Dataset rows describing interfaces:
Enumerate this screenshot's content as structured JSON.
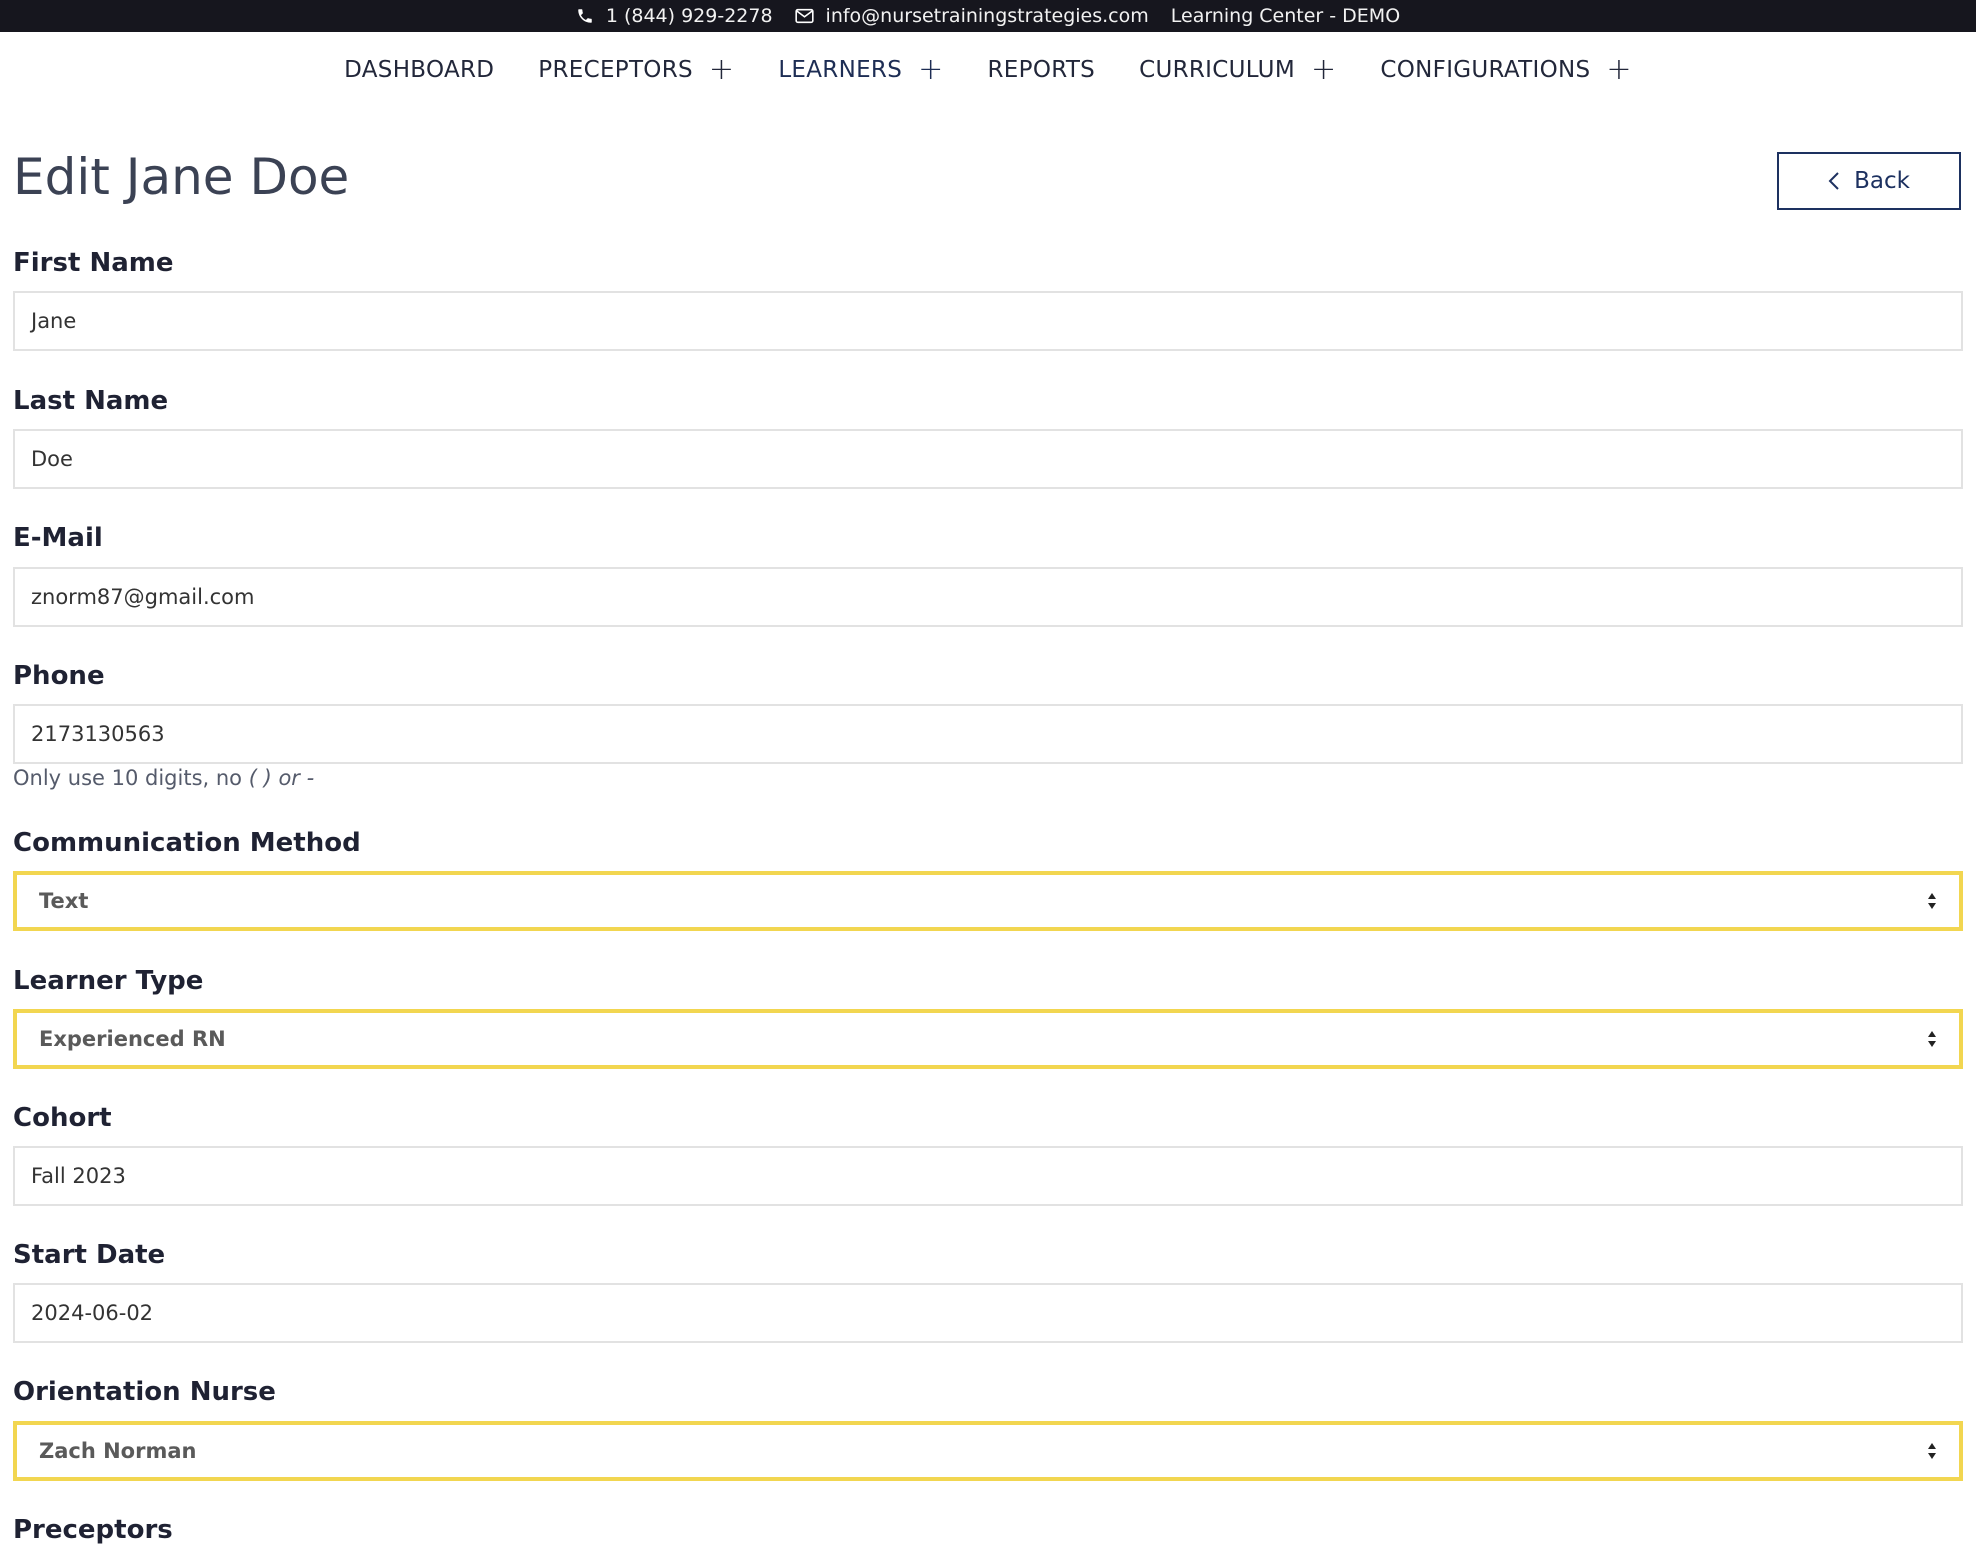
{
  "topbar": {
    "phone": "1 (844) 929-2278",
    "email": "info@nursetrainingstrategies.com",
    "site": "Learning Center - DEMO"
  },
  "nav": {
    "dashboard": "DASHBOARD",
    "preceptors": "PRECEPTORS",
    "learners": "LEARNERS",
    "reports": "REPORTS",
    "curriculum": "CURRICULUM",
    "configurations": "CONFIGURATIONS",
    "expand_symbol": "+",
    "active": "LEARNERS"
  },
  "page": {
    "title": "Edit Jane Doe",
    "back_label": "Back"
  },
  "form": {
    "first_name": {
      "label": "First Name",
      "value": "Jane"
    },
    "last_name": {
      "label": "Last Name",
      "value": "Doe"
    },
    "email": {
      "label": "E-Mail",
      "value": "znorm87@gmail.com"
    },
    "phone": {
      "label": "Phone",
      "value": "2173130563",
      "help_prefix": "Only use 10 digits, no ",
      "help_emph": "( ) or -"
    },
    "communication_method": {
      "label": "Communication Method",
      "selected": "Text"
    },
    "learner_type": {
      "label": "Learner Type",
      "selected": "Experienced RN"
    },
    "cohort": {
      "label": "Cohort",
      "value": "Fall 2023"
    },
    "start_date": {
      "label": "Start Date",
      "value": "2024-06-02"
    },
    "orientation_nurse": {
      "label": "Orientation Nurse",
      "selected": "Zach Norman"
    },
    "preceptors": {
      "label": "Preceptors"
    }
  },
  "colors": {
    "topbar_bg": "#16161e",
    "accent_navy": "#1d3160",
    "select_border": "#f2d650"
  }
}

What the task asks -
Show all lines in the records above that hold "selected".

Exercise response -
      "selected": "Text"
      "selected": "Experienced RN"
      "selected": "Zach Norman"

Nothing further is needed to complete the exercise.